Inspirational Author - Forrest Church

Sadly, some people take on the task of estate planning following the diagnosis of a terminal illness. For some, reading about another person’s similar journey may bring a sense of comfort during this process. One such book was recently featured on NPR’s Fresh Air. Love & Death: My Journey
through the Valley of the Shadow by the Reverend Forrest Church offers readers a meditation on the end of life. As a member of Madison’s First Unitarian Society, this story caught my attention because Rev. Church is Minister of Public Theology for the Unitarian Church of All Souls in New York City. A link to the radio broadcast is available off of NPR’s web site.

Thursday, October 23, 2008

National Estate Planning Week

October 20 - 26th is National Estate Planning Week. All too often I hear people say, "I'm not a Kennedy, I do not need an estate plan!" Nothing could be farther from the truth. As I've said over and over at estate planning seminars, everyone over age 18 should take the time to complete estate planning documents. The reason, one word, control. If you don't take the time to state your wishes you are leaving decisions open for a government official or court to decide. Take control and complete some basic forms. To me estate planning is 3 things: planning for illness, death and taxes. ...none of which anyone can avoid. Learn more about National Estate Planning Week at www.napec.org

Tuesday, October 14, 2008

House Deeds and Children

In the past week I have had two clients ask me if they should add their child to the deed to their home so that they’ll inherit it when they die. Of course, the answer is it depends. But here are a few points I told them to consider when evaluating the option.

First, if they already have a will or a trust ownership of the home will transfer according to the terms of the will or trust. In both cases the client’s wills gave the property to the children.

Second, adding a child to a home’s deed equates to giving the child(ren) a gift. If the gift is worth $12,000 or more, then the parent will be responsible for a gift tax.

Third, in Wisconsin a transfer fee would be owed to the Department of Revenue at the time the child(ren) was added to the deed.

And forth, gifting property transfers the parent’s cost basis to the child. If the property were inherited by the child the child would receive a step-up in cost basis, most likely minimizing future capital gains taxes the child would own if the property were sold after they took ownership.

After considering these points, neither client opted to add their child to the deed to their home. Curious as to why this question was coming up (after the will had already been done), both indicated that the idea had been posed to them by a title company. My guess is that in the slowing real estate market some companies are looking to drum up business. And if they are trying to push you into something, they are likely selling something you don’t need. As always, seek counsel from a neutral party before taking action.

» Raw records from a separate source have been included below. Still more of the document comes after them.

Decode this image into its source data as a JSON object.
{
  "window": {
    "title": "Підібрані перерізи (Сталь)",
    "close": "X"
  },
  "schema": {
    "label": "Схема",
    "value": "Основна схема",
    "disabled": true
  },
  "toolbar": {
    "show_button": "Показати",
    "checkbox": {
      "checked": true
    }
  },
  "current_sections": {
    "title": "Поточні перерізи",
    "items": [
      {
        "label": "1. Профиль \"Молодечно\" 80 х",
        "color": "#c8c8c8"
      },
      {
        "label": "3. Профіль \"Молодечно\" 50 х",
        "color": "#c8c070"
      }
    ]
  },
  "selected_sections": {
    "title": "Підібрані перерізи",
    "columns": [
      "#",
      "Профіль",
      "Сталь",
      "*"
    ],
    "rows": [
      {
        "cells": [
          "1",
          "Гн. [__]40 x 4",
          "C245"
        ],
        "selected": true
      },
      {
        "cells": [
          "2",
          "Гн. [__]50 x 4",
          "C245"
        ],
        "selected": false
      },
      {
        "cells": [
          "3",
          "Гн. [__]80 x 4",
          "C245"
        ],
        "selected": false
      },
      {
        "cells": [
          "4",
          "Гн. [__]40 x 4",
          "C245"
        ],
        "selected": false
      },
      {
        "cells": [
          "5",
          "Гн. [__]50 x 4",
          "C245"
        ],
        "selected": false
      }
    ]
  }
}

Sunday, October 5, 2008

How Does a Divorce Impact A Will?

Under Wisconsin law, all provisions in a will that favor a former spouse or a former spouse’s relatives are automatically and fully revoked. However, it is still advisable to seek legal counsel following a divorce because a will only controls distribution of probate property. If you own non-probate property (property that has a completed beneficiary form), the beneficiary form controls distribution of the property, not the will.

Also, following a divorce it would be wise to update your powers of attorney for health care and or finance to reflect who should be making decisions if you are unable to.